Pirate taxis versus police
Zola Ndlovu takes us inside Harare’s pirate taxis.
“When elephants fight, it’s the grass that suffers.”
The evening commotion at the corner of Angwa Street and Robert Mugabe Avenue was different. It was not the excited rush of people returning home after a day of work, expending every last bit of energy left to shuffle along what is now a very narrow pavement because of the vending stalls lined with Valentine’s Day gifts and cards. The hwindi who was touting the kombi to Mabvuku held the door slightly open, enough for you to see that “Two vasara vabereki!” actually means five. There are no laws against misrepresenting the number of passengers in your bus if it means that you’ll attract more.
Convenience of pirate taxis
There are laws that govern where a kombi can and can’t pick passengers up and this particular pick up point is illegal. But there are hundreds of them across the country. Kombis are convenient, that’s why we catch them. The whole point is that you don’t want to have to walk all the way to the rank to board one. You want to be able to stand on any street and hitch a ride to where you’re going – no drama, no fuss.
Two months into using this particular kombi route to go home, I’ve learned to choose my seat wisely – always sit on the second or third row, never the first. Unless you want to endure having your knees crushed and your fundamental right to dignity violated by passengers who occupy “paKadoma“. Even the dreaded backseat is better than paKadoma.
PaKadoma – no relation to the city – is the gap between the driver’s seat and the first row of passenger seats. A kombi trip from town will cost you US$1, but if you’re willing to sit on Kadoma you pay half price. If you’re not smart and you rush to the first row, you’ll spend the better part of your trip either sitting with a stranger’s leg nestled threateningly close to your groin or with your knees painfully pressed against each other.
Evading the police

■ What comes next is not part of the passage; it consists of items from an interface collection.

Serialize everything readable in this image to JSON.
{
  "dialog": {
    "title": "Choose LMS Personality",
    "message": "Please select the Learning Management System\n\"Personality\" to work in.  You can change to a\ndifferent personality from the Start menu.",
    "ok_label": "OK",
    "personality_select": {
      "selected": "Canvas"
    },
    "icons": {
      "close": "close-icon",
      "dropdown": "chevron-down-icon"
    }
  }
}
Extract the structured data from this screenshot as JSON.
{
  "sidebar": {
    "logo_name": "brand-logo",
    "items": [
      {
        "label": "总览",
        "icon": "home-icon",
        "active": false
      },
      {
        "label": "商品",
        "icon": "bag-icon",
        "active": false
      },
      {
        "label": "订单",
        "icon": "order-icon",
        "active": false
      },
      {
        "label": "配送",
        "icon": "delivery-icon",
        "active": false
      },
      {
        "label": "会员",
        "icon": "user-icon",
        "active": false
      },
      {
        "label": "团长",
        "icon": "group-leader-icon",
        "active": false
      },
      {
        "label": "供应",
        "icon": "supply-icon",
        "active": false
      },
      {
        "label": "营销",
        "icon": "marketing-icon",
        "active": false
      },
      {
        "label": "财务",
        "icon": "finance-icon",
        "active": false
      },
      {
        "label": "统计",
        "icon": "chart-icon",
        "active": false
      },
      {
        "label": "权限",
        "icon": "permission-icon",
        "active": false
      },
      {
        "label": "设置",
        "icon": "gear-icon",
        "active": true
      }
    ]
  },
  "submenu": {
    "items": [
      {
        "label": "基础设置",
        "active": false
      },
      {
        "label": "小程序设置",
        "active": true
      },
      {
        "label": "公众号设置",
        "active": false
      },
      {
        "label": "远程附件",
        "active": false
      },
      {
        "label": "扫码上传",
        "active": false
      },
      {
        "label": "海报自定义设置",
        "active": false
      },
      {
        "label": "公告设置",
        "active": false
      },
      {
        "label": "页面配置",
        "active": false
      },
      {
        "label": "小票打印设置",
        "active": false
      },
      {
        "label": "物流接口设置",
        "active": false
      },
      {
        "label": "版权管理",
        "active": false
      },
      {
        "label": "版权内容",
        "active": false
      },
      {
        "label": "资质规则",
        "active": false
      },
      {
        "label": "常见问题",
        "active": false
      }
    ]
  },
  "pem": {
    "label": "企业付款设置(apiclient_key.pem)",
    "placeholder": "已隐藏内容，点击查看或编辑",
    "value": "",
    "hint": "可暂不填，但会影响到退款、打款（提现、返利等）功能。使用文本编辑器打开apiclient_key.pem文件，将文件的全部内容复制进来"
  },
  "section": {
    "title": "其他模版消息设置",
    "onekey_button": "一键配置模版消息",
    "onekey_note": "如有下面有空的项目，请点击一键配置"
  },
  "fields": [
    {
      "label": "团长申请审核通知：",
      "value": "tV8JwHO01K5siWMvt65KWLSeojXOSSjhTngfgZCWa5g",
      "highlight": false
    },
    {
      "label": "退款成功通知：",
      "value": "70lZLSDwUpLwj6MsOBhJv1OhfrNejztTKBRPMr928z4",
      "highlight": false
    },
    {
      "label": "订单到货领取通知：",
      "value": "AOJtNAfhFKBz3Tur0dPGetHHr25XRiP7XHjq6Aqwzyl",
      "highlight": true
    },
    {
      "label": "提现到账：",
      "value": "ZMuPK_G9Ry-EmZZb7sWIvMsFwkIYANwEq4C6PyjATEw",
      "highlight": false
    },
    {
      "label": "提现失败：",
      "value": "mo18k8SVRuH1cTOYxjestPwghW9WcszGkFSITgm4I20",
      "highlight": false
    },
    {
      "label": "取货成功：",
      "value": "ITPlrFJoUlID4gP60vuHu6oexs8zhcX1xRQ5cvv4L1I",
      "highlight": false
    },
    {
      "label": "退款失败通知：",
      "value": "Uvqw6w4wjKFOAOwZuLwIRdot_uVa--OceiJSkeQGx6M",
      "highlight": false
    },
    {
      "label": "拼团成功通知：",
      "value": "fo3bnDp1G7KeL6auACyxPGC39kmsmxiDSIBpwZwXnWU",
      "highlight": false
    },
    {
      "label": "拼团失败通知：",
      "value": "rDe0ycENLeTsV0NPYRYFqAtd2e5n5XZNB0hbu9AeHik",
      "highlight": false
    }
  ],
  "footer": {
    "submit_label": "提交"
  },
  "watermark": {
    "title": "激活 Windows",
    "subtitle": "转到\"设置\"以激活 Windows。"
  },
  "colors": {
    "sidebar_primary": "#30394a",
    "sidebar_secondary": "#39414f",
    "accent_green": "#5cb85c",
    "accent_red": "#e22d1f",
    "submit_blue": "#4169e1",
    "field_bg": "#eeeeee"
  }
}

So I chose the second row and just as I sat down I saw a policeman with a baton in hand rushing towards my window. He tapped on it and tried the door which had just been locked by the hwindi. The driver shouted for the people in the backseat to close their window and they managed to close it shut just before the policeman tried to stick his baton in. He hit every side of the kombi hard before trying the back door, all the while the driver and hwindi shouted, “Heeeh! Iwe! Unopenga here?” It was terrifyingly exciting. I felt like I was caught in a scene in one of those Nigerian movies that we were once so obsessed about.
While all of this was happening a bizarre scene was unfolding just in front of us. A policeman had managed to open the door by jumping in through the kombi window. He swung his baton wildly as the driver tried and failed to get into gear and drive off. “Dzikayi vabereki!” he ordered and the passengers streamed out, looking bewildered. Our kombi had been spared so we drove off, picking passengers up along the way. By the time we drove past the Fourth Street rank we were full.
Role of the police
This scene has been repeated over and over again for several weeks now. One of those times I was amongst the passengers who had to disembark and make another plan. The whole thing raises many questions, the most important one being: What are the police trying to achieve and are they succeeding in achieving it? The law exists to bring order and the police exist to enforce the law. They have been empowered to do this. A second issue: How should this power be exercised?
There are no simple answers. But the hundreds of weary faces lining the streets after hours tell a story. One thing is for sure, the added inconvenience of the kombi wars are making what is already a difficult existence even tougher for the poor and powerless.